> **What is needed**
Find every line containing "text" in the records below and report the tally as a bare number.

Start of Material for this task

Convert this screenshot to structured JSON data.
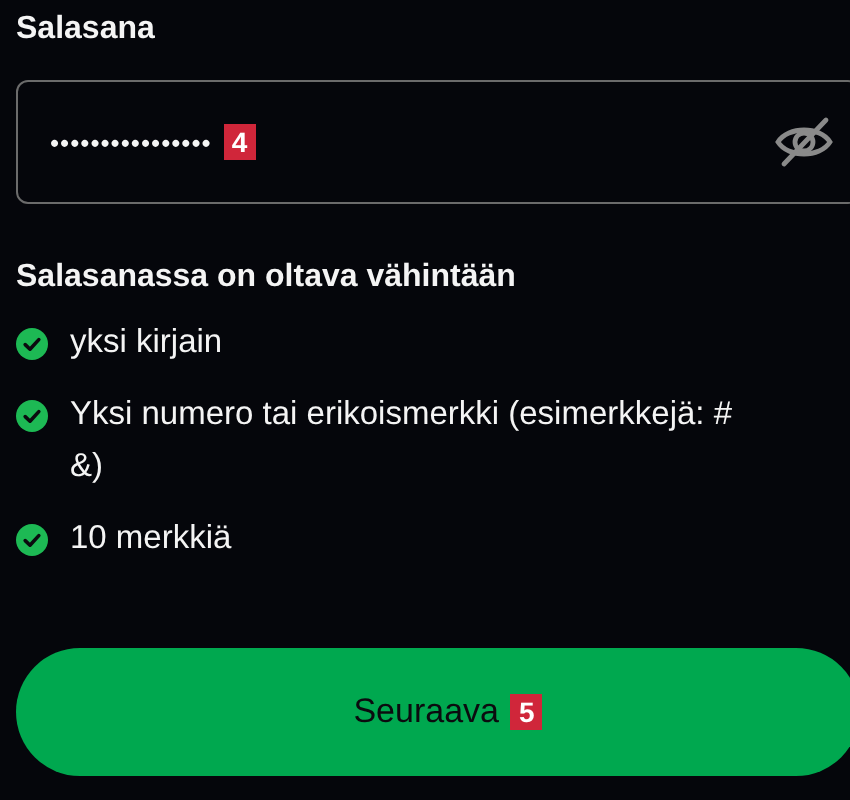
{
  "password_field": {
    "label": "Salasana",
    "value": "••••••••••••••••",
    "annotation": "4"
  },
  "requirements": {
    "heading": "Salasanassa on oltava vähintään",
    "items": [
      {
        "text": "yksi kirjain",
        "met": true
      },
      {
        "text": "Yksi numero tai erikoismerkki (esimerkkejä: #\n&)",
        "met": true
      },
      {
        "text": "10 merkkiä",
        "met": true
      }
    ]
  },
  "next_button": {
    "label": "Seuraava",
    "annotation": "5"
  }
}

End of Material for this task

> **Result of this exercise**
3